The announcement about the ending of classes at UW Oshkosh’s Fond du Lac branch follows a tough day for faculty and staff, who learned Monday that the institution would be eliminating 250 positions through layoffs, retirements and vacancies to offset an $18 million budget shortfall, according to The Wisconsin State Journal. The actual number of cuts is even larger, because contracted instructional staff will not be rehired for the spring semester.
“Yesterday was a historically hard day at UWO. Today, it is my duty to report more change ahead,” UW Oshkosh chancellor Andy Leavitt wrote in an email to the university’s faculty, staff and students.
“I realize that these developments raise immediate questions for students and faculty and staff at each location,” Leavitt added. “Having just received President Rothman’s directive, we need time to consult with our many stakeholders, including shared governance leaders.”
David Siemers, a political science professor at UW Oshkosh and president of United Faculty and Staff Oshkosh, told the Journal he anticipates many nonfaculty employees at Fond du Lac may lose their jobs.
“This kind of surprised us all; we didn’t know this was coming. And it’s another body blow,” Siemers said. “There are people who have taught at Fond du Lac for many years, and I guess if they are faculty, they’re going to be welcome to teach up here or [at Fox Cities], but also we have to worry about our students. It’s not necessarily the case that UW Oshkosh does exactly the same thing as Fond du Lac, as much as we’d like to think of it as one university in three locations.”
Josh Schoemann, the county executive in Washington County, had noticed declining enrollment at the local branch campus and even created a task force, which proposed a plan for the campus. But that plan was met with opposition. He said over the summer that he was “deeply disappointed” that local efforts to keep the campus an in-person institution failed but said Tuesday that he understands “the difficulties of making tough decisions.”
“I remain wholly committed to keeping students first as we work through this transition, fighting to keep higher education opportunities in our community for the students of today and the future,” Schoemann said in an emailed statement.
State Senator Duey Stroebel, the legislator who represents portions of Washington and Fond du Lac Counties, said, “It’s not surprising that UW Milwaukee at Washington County will be closing its doors.”

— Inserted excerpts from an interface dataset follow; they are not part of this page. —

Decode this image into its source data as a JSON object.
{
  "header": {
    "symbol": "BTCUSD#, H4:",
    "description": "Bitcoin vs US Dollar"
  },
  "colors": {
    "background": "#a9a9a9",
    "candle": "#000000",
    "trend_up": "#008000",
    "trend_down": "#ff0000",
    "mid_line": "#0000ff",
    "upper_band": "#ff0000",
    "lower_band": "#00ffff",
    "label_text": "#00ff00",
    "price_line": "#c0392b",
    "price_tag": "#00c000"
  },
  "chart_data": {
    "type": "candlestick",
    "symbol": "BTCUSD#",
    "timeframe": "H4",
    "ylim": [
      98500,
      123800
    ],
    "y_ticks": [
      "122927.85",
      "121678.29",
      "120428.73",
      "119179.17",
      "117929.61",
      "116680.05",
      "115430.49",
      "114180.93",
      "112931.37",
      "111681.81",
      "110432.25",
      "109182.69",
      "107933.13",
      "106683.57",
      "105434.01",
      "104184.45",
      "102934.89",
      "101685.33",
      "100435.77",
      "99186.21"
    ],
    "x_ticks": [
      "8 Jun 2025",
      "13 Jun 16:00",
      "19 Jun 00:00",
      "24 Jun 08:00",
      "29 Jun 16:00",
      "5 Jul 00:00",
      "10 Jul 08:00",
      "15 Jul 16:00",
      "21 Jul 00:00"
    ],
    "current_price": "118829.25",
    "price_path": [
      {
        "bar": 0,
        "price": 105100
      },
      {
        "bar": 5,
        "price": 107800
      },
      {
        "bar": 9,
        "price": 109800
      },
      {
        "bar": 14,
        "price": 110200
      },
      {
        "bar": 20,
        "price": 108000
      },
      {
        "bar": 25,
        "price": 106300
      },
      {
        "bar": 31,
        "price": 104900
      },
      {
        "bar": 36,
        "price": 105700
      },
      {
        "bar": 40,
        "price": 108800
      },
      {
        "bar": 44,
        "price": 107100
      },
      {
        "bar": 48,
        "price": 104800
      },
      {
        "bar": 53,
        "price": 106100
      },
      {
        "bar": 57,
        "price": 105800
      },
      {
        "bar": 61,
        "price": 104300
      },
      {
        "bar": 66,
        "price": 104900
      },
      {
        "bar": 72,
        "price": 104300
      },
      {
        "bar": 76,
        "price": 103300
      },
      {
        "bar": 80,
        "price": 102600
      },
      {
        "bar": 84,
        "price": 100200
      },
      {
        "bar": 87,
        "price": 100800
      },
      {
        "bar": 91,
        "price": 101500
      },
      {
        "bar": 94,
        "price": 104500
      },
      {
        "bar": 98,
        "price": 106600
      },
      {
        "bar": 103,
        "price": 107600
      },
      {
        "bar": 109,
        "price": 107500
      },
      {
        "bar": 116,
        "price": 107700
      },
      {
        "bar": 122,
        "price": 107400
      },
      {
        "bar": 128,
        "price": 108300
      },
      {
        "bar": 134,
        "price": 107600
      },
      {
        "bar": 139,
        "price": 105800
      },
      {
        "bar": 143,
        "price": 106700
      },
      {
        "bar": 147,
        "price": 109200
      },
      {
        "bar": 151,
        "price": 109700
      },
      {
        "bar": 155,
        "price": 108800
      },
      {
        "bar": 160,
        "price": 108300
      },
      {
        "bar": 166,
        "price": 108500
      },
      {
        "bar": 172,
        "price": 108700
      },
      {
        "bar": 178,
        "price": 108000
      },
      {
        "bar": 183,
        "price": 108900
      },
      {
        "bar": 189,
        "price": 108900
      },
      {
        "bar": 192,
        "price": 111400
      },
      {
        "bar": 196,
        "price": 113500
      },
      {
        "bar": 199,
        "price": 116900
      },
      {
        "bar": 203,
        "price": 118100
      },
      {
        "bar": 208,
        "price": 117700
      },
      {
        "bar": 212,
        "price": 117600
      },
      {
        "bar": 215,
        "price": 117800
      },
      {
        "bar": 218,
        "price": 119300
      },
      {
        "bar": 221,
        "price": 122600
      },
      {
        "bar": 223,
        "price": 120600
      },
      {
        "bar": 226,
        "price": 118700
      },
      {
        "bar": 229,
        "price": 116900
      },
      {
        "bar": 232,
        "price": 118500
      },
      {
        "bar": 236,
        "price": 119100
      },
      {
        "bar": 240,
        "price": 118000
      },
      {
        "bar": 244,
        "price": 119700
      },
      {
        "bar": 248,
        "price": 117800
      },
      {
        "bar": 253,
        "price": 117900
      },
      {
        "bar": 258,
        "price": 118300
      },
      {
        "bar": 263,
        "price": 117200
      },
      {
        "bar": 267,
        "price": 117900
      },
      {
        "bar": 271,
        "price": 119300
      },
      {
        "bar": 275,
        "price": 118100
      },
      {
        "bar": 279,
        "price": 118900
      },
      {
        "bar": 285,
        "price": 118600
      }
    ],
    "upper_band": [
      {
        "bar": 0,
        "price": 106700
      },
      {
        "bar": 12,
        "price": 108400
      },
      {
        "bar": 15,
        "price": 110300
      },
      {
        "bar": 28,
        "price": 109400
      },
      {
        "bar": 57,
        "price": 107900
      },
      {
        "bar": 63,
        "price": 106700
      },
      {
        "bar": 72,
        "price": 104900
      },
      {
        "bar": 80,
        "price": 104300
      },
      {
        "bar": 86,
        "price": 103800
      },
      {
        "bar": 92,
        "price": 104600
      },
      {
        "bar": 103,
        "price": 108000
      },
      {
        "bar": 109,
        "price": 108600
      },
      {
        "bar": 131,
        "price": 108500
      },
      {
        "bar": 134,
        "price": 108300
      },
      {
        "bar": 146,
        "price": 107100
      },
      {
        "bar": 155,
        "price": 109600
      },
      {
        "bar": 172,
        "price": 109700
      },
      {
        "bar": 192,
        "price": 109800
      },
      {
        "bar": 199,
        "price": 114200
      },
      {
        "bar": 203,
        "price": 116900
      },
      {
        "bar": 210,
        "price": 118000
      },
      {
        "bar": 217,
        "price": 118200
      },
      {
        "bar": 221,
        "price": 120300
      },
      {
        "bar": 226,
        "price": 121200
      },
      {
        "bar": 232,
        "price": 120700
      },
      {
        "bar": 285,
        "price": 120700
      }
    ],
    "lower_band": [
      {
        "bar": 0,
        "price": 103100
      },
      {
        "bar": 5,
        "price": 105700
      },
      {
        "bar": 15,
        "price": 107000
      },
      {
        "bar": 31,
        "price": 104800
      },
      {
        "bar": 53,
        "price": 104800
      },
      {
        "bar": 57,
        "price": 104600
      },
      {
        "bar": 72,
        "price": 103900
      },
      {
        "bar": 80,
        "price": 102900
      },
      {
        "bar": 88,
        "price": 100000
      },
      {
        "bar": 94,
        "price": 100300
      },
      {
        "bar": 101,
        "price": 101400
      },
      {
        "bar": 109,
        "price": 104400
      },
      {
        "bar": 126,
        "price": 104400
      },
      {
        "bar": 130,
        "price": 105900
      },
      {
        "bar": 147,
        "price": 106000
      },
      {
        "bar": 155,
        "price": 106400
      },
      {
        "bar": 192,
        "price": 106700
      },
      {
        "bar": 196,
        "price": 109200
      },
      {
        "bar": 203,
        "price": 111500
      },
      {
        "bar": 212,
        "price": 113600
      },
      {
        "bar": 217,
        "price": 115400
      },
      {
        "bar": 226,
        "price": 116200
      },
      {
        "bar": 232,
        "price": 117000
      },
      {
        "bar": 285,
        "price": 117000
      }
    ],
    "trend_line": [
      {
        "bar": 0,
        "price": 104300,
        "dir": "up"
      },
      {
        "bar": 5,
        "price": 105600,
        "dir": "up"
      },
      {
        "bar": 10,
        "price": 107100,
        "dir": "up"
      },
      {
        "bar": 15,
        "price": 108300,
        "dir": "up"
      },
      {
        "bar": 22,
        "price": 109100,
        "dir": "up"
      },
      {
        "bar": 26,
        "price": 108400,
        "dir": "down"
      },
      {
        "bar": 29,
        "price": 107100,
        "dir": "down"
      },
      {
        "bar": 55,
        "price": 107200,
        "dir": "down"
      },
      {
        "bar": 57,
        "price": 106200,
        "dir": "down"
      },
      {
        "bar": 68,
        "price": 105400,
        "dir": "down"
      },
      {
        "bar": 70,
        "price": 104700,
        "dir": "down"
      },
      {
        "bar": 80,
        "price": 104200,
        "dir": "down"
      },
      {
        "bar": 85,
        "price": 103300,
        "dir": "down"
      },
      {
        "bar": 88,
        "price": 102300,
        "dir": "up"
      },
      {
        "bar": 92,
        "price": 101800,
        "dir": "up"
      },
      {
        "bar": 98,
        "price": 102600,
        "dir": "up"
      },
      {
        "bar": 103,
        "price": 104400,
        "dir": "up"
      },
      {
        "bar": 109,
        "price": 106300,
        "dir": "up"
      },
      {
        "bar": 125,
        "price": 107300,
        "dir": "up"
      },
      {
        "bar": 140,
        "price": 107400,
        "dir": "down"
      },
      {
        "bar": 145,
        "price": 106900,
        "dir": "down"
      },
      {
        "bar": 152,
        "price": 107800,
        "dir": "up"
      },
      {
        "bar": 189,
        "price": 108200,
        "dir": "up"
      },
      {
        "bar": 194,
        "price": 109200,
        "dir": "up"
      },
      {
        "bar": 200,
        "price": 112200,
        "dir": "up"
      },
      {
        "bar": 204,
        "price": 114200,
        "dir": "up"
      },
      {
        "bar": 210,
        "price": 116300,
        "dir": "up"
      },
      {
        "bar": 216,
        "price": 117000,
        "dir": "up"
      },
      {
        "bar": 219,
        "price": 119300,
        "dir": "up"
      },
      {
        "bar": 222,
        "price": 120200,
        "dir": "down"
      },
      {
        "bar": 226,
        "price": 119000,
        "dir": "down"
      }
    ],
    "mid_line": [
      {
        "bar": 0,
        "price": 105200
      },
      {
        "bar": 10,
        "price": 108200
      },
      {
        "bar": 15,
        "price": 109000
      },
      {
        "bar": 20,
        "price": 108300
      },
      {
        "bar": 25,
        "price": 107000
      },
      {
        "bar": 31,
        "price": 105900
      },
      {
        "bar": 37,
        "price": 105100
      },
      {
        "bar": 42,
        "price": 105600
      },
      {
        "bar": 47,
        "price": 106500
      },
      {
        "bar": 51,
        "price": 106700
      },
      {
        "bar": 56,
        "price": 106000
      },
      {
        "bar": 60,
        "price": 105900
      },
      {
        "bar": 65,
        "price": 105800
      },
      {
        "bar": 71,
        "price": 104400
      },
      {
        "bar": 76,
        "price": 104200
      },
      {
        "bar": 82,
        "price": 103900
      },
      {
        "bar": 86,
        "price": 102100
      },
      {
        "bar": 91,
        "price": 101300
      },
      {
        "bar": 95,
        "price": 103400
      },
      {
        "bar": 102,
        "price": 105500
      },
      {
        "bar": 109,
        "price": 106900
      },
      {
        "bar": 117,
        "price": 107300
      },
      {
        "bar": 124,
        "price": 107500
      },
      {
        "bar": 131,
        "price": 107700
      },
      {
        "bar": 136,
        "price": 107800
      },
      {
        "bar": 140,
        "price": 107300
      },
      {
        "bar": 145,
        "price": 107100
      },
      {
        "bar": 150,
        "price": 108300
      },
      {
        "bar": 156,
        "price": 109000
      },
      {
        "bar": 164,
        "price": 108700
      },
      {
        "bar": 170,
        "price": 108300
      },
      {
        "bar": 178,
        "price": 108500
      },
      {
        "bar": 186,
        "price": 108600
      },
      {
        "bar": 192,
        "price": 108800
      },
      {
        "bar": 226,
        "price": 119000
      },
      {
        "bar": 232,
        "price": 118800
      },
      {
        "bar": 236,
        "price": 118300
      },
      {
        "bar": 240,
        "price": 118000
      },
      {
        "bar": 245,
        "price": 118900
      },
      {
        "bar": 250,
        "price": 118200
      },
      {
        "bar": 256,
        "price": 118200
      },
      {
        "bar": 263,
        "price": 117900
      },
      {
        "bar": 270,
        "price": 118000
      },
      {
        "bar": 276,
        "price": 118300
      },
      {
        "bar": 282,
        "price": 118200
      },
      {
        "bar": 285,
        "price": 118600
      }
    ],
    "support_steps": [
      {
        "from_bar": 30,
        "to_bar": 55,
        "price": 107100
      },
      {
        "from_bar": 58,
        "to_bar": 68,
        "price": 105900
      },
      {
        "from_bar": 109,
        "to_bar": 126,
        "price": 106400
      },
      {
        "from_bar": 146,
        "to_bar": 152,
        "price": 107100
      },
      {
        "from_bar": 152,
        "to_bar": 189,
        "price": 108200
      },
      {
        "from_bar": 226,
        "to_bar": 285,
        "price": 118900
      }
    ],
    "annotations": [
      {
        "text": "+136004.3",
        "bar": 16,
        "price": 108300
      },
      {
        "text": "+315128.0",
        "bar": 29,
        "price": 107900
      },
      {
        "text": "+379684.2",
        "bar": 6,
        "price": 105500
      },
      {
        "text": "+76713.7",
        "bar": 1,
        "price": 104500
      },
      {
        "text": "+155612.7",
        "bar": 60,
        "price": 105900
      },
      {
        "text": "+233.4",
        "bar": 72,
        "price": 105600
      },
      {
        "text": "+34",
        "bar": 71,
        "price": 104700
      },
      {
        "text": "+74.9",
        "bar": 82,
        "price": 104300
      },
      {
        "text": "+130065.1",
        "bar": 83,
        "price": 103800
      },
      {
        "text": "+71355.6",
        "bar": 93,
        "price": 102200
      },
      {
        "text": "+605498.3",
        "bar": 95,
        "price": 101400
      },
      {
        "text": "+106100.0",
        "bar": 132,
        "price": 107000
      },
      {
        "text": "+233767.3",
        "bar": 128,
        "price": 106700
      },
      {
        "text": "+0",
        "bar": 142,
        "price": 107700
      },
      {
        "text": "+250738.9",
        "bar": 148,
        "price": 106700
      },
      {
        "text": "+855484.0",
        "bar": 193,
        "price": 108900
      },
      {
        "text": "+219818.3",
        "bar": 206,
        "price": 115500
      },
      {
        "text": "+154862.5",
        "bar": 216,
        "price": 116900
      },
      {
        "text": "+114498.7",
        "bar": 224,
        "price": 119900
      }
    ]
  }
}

“I support any compromise amongst stakeholders (including the physical closing of UWM-WC) that would be beneficial to all parties involved in the consolidation efforts,” Stroebel said. “Moving forward, I would encourage local officials to work with all parties involved in the transition to a more sustainable model.”
Washington County will no longer be accepting new student applications. Students can apply to UW Milwaukee’s main campus, its online programs or to the nearest remaining branch campus, UW Milwaukee at Waukesha, which is about 45 minutes away.
“As we build new pathways for students, we must let go of others that are no longer sustainable,” UW Milwaukee chancellor Mark Mone said in a press release.
The planned closures will leave 10 remaining branch campuses spread throughout the state, all of them two-year liberal arts campuses operating under one of the state’s 13 four-year institutions. System president Rothman directed chancellors at the remaining campuses to discuss with local county governments future uses for the buildings that will no longer be used by the system.
Potential options could include using the buildings to offer four-year and graduate degree options, “upskilling and reskilling opportunities” for local workers, expanding dual enrollment, or opening “navigation centers” for college advising.
“Retaining the remaining branch campuses is an option that will be determined by community needs and the ability of the Universities of Wisconsin to meet those needs,” he said.